[Stored entries]
—————
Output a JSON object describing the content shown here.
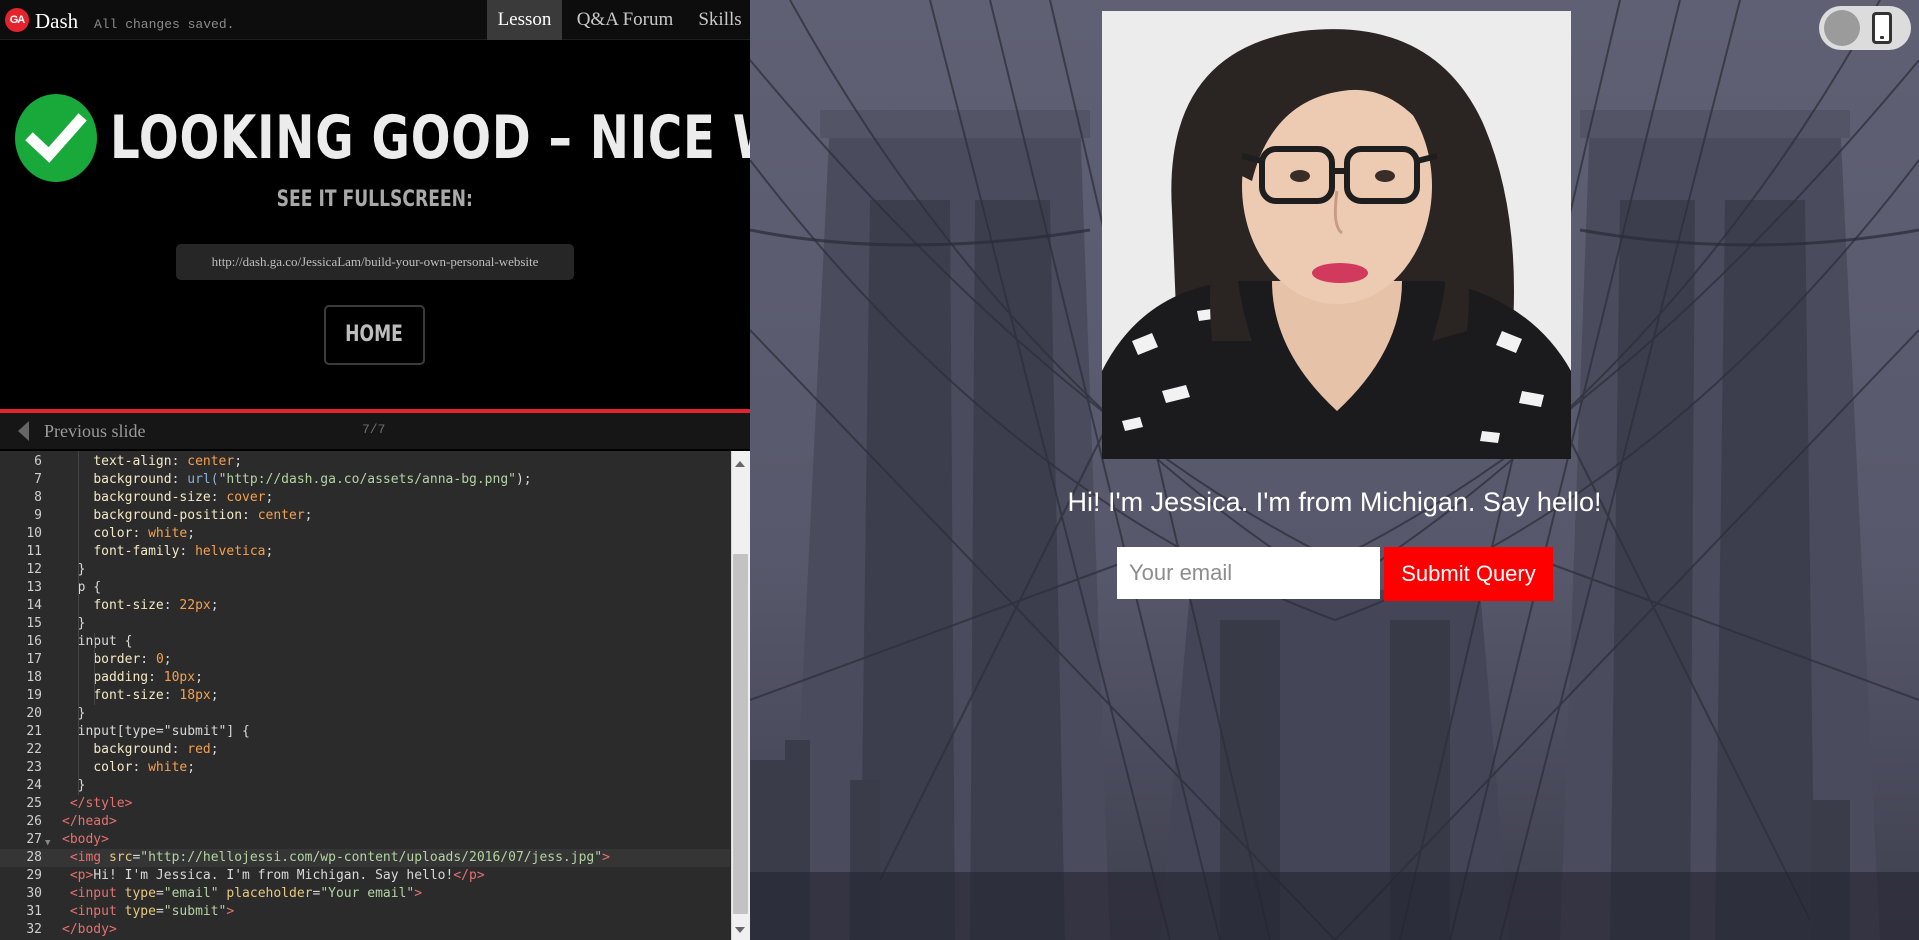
{
  "topbar": {
    "logo_text": "GA",
    "app_name": "Dash",
    "save_status": "All changes saved.",
    "tabs": [
      {
        "label": "Lesson",
        "active": true
      },
      {
        "label": "Q&A Forum",
        "active": false
      },
      {
        "label": "Skills",
        "active": false
      }
    ]
  },
  "lesson": {
    "success_title": "LOOKING GOOD – NICE WORK!",
    "fullscreen_label": "SEE IT FULLSCREEN:",
    "fullscreen_url": "http://dash.ga.co/JessicaLam/build-your-own-personal-website",
    "home_label": "HOME"
  },
  "slidebar": {
    "prev_label": "Previous slide",
    "counter": "7/7"
  },
  "editor": {
    "active_line": 28,
    "lines": [
      {
        "n": "6",
        "parts": [
          [
            "    ",
            "txt"
          ],
          [
            "text-align",
            "prop"
          ],
          [
            ": ",
            "txt"
          ],
          [
            "center",
            "val"
          ],
          [
            ";",
            "txt"
          ]
        ]
      },
      {
        "n": "7",
        "parts": [
          [
            "    ",
            "txt"
          ],
          [
            "background",
            "prop"
          ],
          [
            ": ",
            "txt"
          ],
          [
            "url(",
            "fn"
          ],
          [
            "\"http://dash.ga.co/assets/anna-bg.png\"",
            "str"
          ],
          [
            ");",
            "txt"
          ]
        ]
      },
      {
        "n": "8",
        "parts": [
          [
            "    ",
            "txt"
          ],
          [
            "background-size",
            "prop"
          ],
          [
            ": ",
            "txt"
          ],
          [
            "cover",
            "val"
          ],
          [
            ";",
            "txt"
          ]
        ]
      },
      {
        "n": "9",
        "parts": [
          [
            "    ",
            "txt"
          ],
          [
            "background-position",
            "prop"
          ],
          [
            ": ",
            "txt"
          ],
          [
            "center",
            "val"
          ],
          [
            ";",
            "txt"
          ]
        ]
      },
      {
        "n": "10",
        "parts": [
          [
            "    ",
            "txt"
          ],
          [
            "color",
            "prop"
          ],
          [
            ": ",
            "txt"
          ],
          [
            "white",
            "val"
          ],
          [
            ";",
            "txt"
          ]
        ]
      },
      {
        "n": "11",
        "parts": [
          [
            "    ",
            "txt"
          ],
          [
            "font-family",
            "prop"
          ],
          [
            ": ",
            "txt"
          ],
          [
            "helvetica",
            "val"
          ],
          [
            ";",
            "txt"
          ]
        ]
      },
      {
        "n": "12",
        "parts": [
          [
            "  }",
            "txt"
          ]
        ]
      },
      {
        "n": "13",
        "parts": [
          [
            "  p {",
            "txt"
          ]
        ]
      },
      {
        "n": "14",
        "parts": [
          [
            "    ",
            "txt"
          ],
          [
            "font-size",
            "prop"
          ],
          [
            ": ",
            "txt"
          ],
          [
            "22px",
            "val"
          ],
          [
            ";",
            "txt"
          ]
        ]
      },
      {
        "n": "15",
        "parts": [
          [
            "  }",
            "txt"
          ]
        ]
      },
      {
        "n": "16",
        "parts": [
          [
            "  input {",
            "txt"
          ]
        ]
      },
      {
        "n": "17",
        "parts": [
          [
            "    ",
            "txt"
          ],
          [
            "border",
            "prop"
          ],
          [
            ": ",
            "txt"
          ],
          [
            "0",
            "val"
          ],
          [
            ";",
            "txt"
          ]
        ]
      },
      {
        "n": "18",
        "parts": [
          [
            "    ",
            "txt"
          ],
          [
            "padding",
            "prop"
          ],
          [
            ": ",
            "txt"
          ],
          [
            "10px",
            "val"
          ],
          [
            ";",
            "txt"
          ]
        ]
      },
      {
        "n": "19",
        "parts": [
          [
            "    ",
            "txt"
          ],
          [
            "font-size",
            "prop"
          ],
          [
            ": ",
            "txt"
          ],
          [
            "18px",
            "val"
          ],
          [
            ";",
            "txt"
          ]
        ]
      },
      {
        "n": "20",
        "parts": [
          [
            "  }",
            "txt"
          ]
        ]
      },
      {
        "n": "21",
        "parts": [
          [
            "  input[type=\"submit\"] {",
            "txt"
          ]
        ]
      },
      {
        "n": "22",
        "parts": [
          [
            "    ",
            "txt"
          ],
          [
            "background",
            "prop"
          ],
          [
            ": ",
            "txt"
          ],
          [
            "red",
            "val"
          ],
          [
            ";",
            "txt"
          ]
        ]
      },
      {
        "n": "23",
        "parts": [
          [
            "    ",
            "txt"
          ],
          [
            "color",
            "prop"
          ],
          [
            ": ",
            "txt"
          ],
          [
            "white",
            "val"
          ],
          [
            ";",
            "txt"
          ]
        ]
      },
      {
        "n": "24",
        "parts": [
          [
            "  }",
            "txt"
          ]
        ]
      },
      {
        "n": "25",
        "parts": [
          [
            " ",
            "txt"
          ],
          [
            "</style>",
            "tag"
          ]
        ]
      },
      {
        "n": "26",
        "parts": [
          [
            "</head>",
            "tag"
          ]
        ]
      },
      {
        "n": "27",
        "parts": [
          [
            "<body>",
            "tag"
          ]
        ]
      },
      {
        "n": "28",
        "parts": [
          [
            " ",
            "txt"
          ],
          [
            "<img ",
            "tag"
          ],
          [
            "src",
            "attr"
          ],
          [
            "=",
            "txt"
          ],
          [
            "\"http://hellojessi.com/wp-content/uploads/2016/07/jess.jpg\"",
            "str"
          ],
          [
            ">",
            "tag"
          ]
        ]
      },
      {
        "n": "29",
        "parts": [
          [
            " ",
            "txt"
          ],
          [
            "<p>",
            "tag"
          ],
          [
            "Hi! I'm Jessica. I'm from Michigan. Say hello!",
            "txt"
          ],
          [
            "</p>",
            "tag"
          ]
        ]
      },
      {
        "n": "30",
        "parts": [
          [
            " ",
            "txt"
          ],
          [
            "<input ",
            "tag"
          ],
          [
            "type",
            "attr"
          ],
          [
            "=",
            "txt"
          ],
          [
            "\"email\"",
            "str"
          ],
          [
            " ",
            "txt"
          ],
          [
            "placeholder",
            "attr"
          ],
          [
            "=",
            "txt"
          ],
          [
            "\"Your email\"",
            "str"
          ],
          [
            ">",
            "tag"
          ]
        ]
      },
      {
        "n": "31",
        "parts": [
          [
            " ",
            "txt"
          ],
          [
            "<input ",
            "tag"
          ],
          [
            "type",
            "attr"
          ],
          [
            "=",
            "txt"
          ],
          [
            "\"submit\"",
            "str"
          ],
          [
            ">",
            "tag"
          ]
        ]
      },
      {
        "n": "32",
        "parts": [
          [
            "</body>",
            "tag"
          ]
        ]
      }
    ]
  },
  "preview": {
    "intro": "Hi! I'm Jessica. I'm from Michigan. Say hello!",
    "email_placeholder": "Your email",
    "submit_label": "Submit Query"
  },
  "colors": {
    "brand_red": "#e5232e",
    "success_green": "#19a83a",
    "submit_red": "#ff0000"
  }
}
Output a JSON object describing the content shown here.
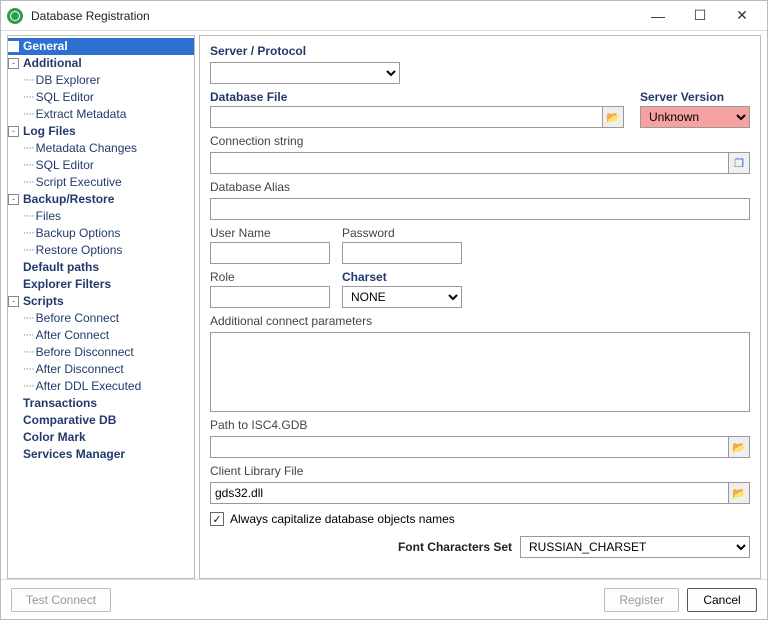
{
  "window": {
    "title": "Database Registration"
  },
  "tree": {
    "items": [
      {
        "label": "General",
        "bold": true,
        "selected": true,
        "toggle": null
      },
      {
        "label": "Additional",
        "bold": true,
        "toggle": "-",
        "children": [
          {
            "label": "DB Explorer"
          },
          {
            "label": "SQL Editor"
          },
          {
            "label": "Extract Metadata"
          }
        ]
      },
      {
        "label": "Log Files",
        "bold": true,
        "toggle": "-",
        "children": [
          {
            "label": "Metadata Changes"
          },
          {
            "label": "SQL Editor"
          },
          {
            "label": "Script Executive"
          }
        ]
      },
      {
        "label": "Backup/Restore",
        "bold": true,
        "toggle": "-",
        "children": [
          {
            "label": "Files"
          },
          {
            "label": "Backup Options"
          },
          {
            "label": "Restore Options"
          }
        ]
      },
      {
        "label": "Default paths",
        "bold": true,
        "toggle": null
      },
      {
        "label": "Explorer Filters",
        "bold": true,
        "toggle": null
      },
      {
        "label": "Scripts",
        "bold": true,
        "toggle": "-",
        "children": [
          {
            "label": "Before Connect"
          },
          {
            "label": "After Connect"
          },
          {
            "label": "Before Disconnect"
          },
          {
            "label": "After Disconnect"
          },
          {
            "label": "After DDL Executed"
          }
        ]
      },
      {
        "label": "Transactions",
        "bold": true,
        "toggle": null
      },
      {
        "label": "Comparative DB",
        "bold": true,
        "toggle": null
      },
      {
        "label": "Color Mark",
        "bold": true,
        "toggle": null
      },
      {
        "label": "Services Manager",
        "bold": true,
        "toggle": null
      }
    ]
  },
  "form": {
    "server_protocol_label": "Server / Protocol",
    "server_protocol_value": "",
    "database_file_label": "Database File",
    "database_file_value": "",
    "server_version_label": "Server Version",
    "server_version_value": "Unknown",
    "connection_string_label": "Connection string",
    "connection_string_value": "",
    "database_alias_label": "Database Alias",
    "database_alias_value": "",
    "username_label": "User Name",
    "username_value": "",
    "password_label": "Password",
    "password_value": "",
    "role_label": "Role",
    "role_value": "",
    "charset_label": "Charset",
    "charset_value": "NONE",
    "addl_params_label": "Additional connect parameters",
    "addl_params_value": "",
    "isc4_label": "Path to ISC4.GDB",
    "isc4_value": "",
    "client_lib_label": "Client Library File",
    "client_lib_value": "gds32.dll",
    "always_capitalize_label": "Always capitalize database objects names",
    "always_capitalize_checked": true,
    "font_charset_label": "Font Characters Set",
    "font_charset_value": "RUSSIAN_CHARSET"
  },
  "footer": {
    "test_connect": "Test Connect",
    "register": "Register",
    "cancel": "Cancel"
  }
}
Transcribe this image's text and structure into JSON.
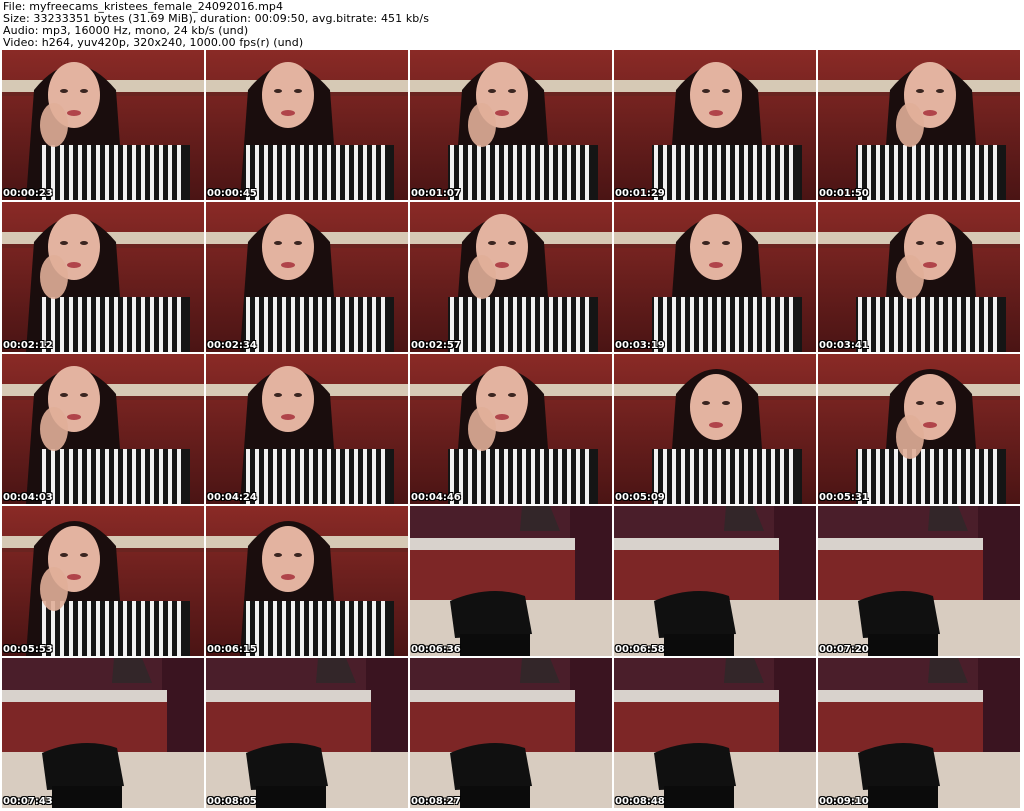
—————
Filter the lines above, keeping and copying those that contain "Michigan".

## Answer for the task
            "Hi! I'm Jessica. I'm from Michigan. Say hello!",
    "intro": "Hi! I'm Jessica. I'm from Michigan. Say hello!",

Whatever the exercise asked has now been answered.